With more than 2.3 million confirmed cases and over 220,000 deaths, Mexico has the second-worst Covid-19 figures in Latin America, only surpassed by Brazil’s death toll of almost 426,000. While comparisons can be drawn between the two countries’ hands-off approaches to the health crisis, the way Brazil and Mexico have handled the economic effects of the pandemic differs greatly.
Brazil spent 8.8 percent of its GDP on financial aid during the pandemic, against the 0.7 percent forked out by Mexico — the lowest rate out of all Latin American countries.
President Andrés Manuel “AMLO” López Obrador argues that austerity will help Mexico reach a “much stronger macroeconomic and fiscal position” in the post-pandemic period, especially after seeing GDP plunge 8.2 percent last year. Lowering the country’s public debt — currently sitting at 60 percent of the GDP — is also playing on AMLO’s mind.

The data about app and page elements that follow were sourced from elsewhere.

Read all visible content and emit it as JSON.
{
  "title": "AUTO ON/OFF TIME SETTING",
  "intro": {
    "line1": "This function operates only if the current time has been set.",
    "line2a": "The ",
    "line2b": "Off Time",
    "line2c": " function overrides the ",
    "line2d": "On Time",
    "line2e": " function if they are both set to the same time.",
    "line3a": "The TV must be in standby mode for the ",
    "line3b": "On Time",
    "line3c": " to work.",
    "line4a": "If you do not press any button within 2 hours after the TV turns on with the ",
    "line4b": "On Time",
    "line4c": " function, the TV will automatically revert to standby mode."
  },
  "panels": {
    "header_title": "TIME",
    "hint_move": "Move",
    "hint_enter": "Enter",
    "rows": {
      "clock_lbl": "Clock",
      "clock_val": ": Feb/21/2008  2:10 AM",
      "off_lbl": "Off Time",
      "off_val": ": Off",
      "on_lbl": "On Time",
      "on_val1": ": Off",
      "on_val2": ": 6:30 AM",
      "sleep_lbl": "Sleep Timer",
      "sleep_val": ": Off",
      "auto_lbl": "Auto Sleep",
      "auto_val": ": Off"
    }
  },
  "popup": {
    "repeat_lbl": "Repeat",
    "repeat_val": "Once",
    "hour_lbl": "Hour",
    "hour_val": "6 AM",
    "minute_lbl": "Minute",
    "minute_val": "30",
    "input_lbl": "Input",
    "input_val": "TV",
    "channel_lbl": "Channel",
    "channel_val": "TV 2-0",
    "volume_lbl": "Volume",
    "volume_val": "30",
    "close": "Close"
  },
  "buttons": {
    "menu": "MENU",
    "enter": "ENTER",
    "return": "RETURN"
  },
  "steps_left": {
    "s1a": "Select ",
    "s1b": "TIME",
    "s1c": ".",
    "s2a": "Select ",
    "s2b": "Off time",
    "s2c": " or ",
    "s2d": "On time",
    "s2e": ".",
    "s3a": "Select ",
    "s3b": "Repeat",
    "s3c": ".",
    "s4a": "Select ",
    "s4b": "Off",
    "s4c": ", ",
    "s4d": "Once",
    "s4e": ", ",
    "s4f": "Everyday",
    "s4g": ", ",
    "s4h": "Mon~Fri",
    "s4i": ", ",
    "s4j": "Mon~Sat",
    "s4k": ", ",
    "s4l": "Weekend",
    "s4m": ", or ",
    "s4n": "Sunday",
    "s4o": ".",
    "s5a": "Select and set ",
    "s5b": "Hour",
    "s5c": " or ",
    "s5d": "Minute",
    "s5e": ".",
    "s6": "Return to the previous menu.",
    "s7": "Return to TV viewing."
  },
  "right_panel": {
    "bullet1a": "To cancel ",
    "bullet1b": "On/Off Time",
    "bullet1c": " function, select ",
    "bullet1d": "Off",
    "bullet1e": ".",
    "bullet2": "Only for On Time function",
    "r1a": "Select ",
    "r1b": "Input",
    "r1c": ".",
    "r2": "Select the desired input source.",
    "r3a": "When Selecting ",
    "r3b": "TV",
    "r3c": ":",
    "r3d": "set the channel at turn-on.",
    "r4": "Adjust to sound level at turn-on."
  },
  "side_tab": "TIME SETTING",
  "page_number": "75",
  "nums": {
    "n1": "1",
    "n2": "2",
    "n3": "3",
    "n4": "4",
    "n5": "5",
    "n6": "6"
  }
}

Experts disagree with his strategy, claiming the government’s austerity plans will not avoid a massive deficit while also pushing extreme poverty rates up to 66.9 percent in 2020.